How Healthcare Facilities are Approaching Reopening

The coronavirus pandemic has transformed the way that people take care of their health. Over the past year, healthcare officials have witnessed a shift toward opting for telehealth appointments when possible, delaying elective and other procedures out of safety, and showing more concern when experiencing possible COVID-related respiratory symptoms.

As healthcare facilities gear up for reopening their doors for more elective procedures and general practice in the months ahead, these are a few of the things leaders must keep in mind.

Here are a few ways to mitigate the spread of COVID-19 at your healthcare facility.

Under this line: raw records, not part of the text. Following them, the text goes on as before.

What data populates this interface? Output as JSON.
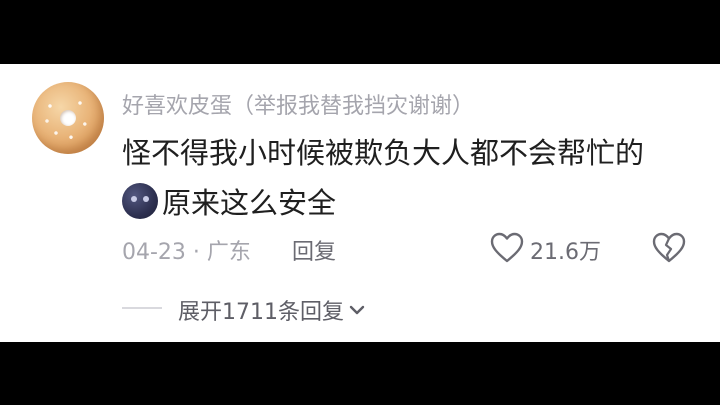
{
  "comment": {
    "username": "好喜欢皮蛋（举报我替我挡灾谢谢）",
    "text_line1": "怪不得我小时候被欺负大人都不会帮忙的",
    "text_line2": "原来这么安全",
    "emoji_icon": "moon-face-icon",
    "date_location": "04-23 · 广东",
    "reply_label": "回复",
    "like_count": "21.6万",
    "expand_replies": "展开1711条回复"
  },
  "colors": {
    "background": "#ffffff",
    "letterbox": "#000000",
    "meta_text": "#a5a5ad",
    "body_text": "#1f1f1f"
  }
}
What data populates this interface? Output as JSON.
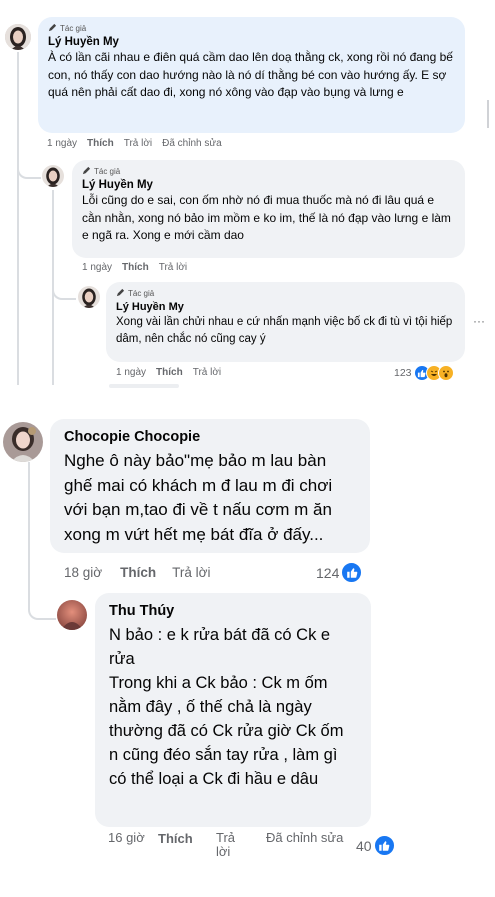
{
  "thread1": {
    "comments": [
      {
        "badge": "Tác giả",
        "author": "Lý Huyền My",
        "text": "À có lần cãi nhau e điên quá cầm dao lên doạ thằng ck, xong rồi nó đang bế con, nó thấy con dao hướng nào là nó dí thằng bé con vào hướng ấy. E sợ quá nên phải cất dao đi, xong nó xông vào đạp vào bụng và lưng e",
        "time": "1 ngày",
        "like": "Thích",
        "reply": "Trả lời",
        "edited": "Đã chỉnh sửa"
      },
      {
        "badge": "Tác giả",
        "author": "Lý Huyền My",
        "text": "Lỗi cũng do e sai, con ốm nhờ nó đi mua thuốc mà nó đi lâu quá e cằn nhằn, xong nó bảo im mồm e ko im, thế là nó đạp vào lưng e làm e ngã ra. Xong e mới cầm dao",
        "time": "1 ngày",
        "like": "Thích",
        "reply": "Trả lời"
      },
      {
        "badge": "Tác giả",
        "author": "Lý Huyền My",
        "text": "Xong vài lần chửi nhau e cứ nhấn mạnh việc bố ck đi tù vì tội hiếp dâm, nên chắc nó cũng cay ý",
        "time": "1 ngày",
        "like": "Thích",
        "reply": "Trả lời",
        "reaction_count": "123"
      }
    ],
    "more": "···"
  },
  "thread2": {
    "comment": {
      "author": "Chocopie Chocopie",
      "text": "Nghe ô này bảo\"mẹ bảo m lau bàn ghế mai có khách m đ lau m đi chơi với bạn m,tao đi về t nấu cơm m ăn xong m vứt hết mẹ bát đĩa ở đấy...",
      "time": "18 giờ",
      "like": "Thích",
      "reply": "Trả lời",
      "reaction_count": "124"
    },
    "reply": {
      "author": "Thu Thúy",
      "text1": "N bảo : e k rửa bát đã có Ck e rửa",
      "text2": "Trong khi a Ck bảo : Ck m ốm nằm đây , ố thế chả là ngày thường đã có Ck rửa giờ Ck ốm n cũng đéo sắn tay rửa , làm gì có thể loại a Ck đi hầu e dâu",
      "time": "16 giờ",
      "like": "Thích",
      "reply": "Trả lời",
      "edited": "Đã chỉnh sửa",
      "reaction_count": "40"
    }
  },
  "colors": {
    "like": "#1877f2",
    "author_bubble": "#e8f1fc",
    "comment_bubble": "#f0f2f5",
    "meta": "#65676b"
  }
}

Emphasizing Telehealth Appointments When Possible
Telehealth allows patients to get the basic care they need without coming into actual contact with others. Additionally, with more and more facilities moving toward reopening, telehealth allows providers to check patients for possible COVID-19 symptoms to the best of their ability before they come in for a procedure.

With the federal government, state Medicaid programs and private insurers now offering reimbursement for telehealth programs, healthcare providers should consider this their first option in providing much-needed care to their community.

Implementing a Testing Plan for Incoming Patients
Although telehealth has grown by leaps and bounds since the start of the pandemic, there are some areas where it still falls short. In these cases, patients will have to come in for in-person treatments and procedures.

A survey conducted by Deloitte in June 2020 found that COVID testing was the biggest area that healthcare leaders wanted to strengthen before resuming postponed procedures. Implementing a pragmatic COVID testing plan for in-person patients will limit the risk of transmission within the facility.

Consider having patients tested within 72 hours before their procedure and then self-isolating for the remainder of the time. Note that this initiative will require coordinating with local testing sites as well as educating patients on the guidelines to follow before their procedure.

Maintaining CDC Public Health Guidelines
Many reopened facilities have already incorporated these guidelines, but it’s important to reassess each facility’s plan against the latest guidelines from federal and local government officials.

Healthcare leaders will want to regulate the number of people in the facility at all times. Limit the number of visitors to those that are absolutely needed for patient care and restrict them from visiting areas they are not supposed to.

Have visitors and caregivers maintain a physical distance of six feet or more as much as possible and enforce the wearing of face masks at all times. Put up signs throughout the facility reminding people of public health best practices.

On the facility side, make sure that the facility is thoroughly cleaned and disinfected regularly, especially high-traffic areas and surfaces. Leadership teams will also want to conduct regular assessments of their safety plan to see where improvements can be made.

Champion: Taking the Next Step in Patient Care
Patients will want to come in for their in-person procedures as soon as it’s safe to do so, especially if those treatments are critical to maintaining their health.

Reduce the risk of transmission in healthcare facilities with Champion’s new Transmission Barrier. This new accessory can be easily installed on Champion chairs from the Classic, Ascent, Ascent II, and Alō lines and can also be moved to any position as needed by caregivers.

Learn more about Champion’s Transmission Barrier here.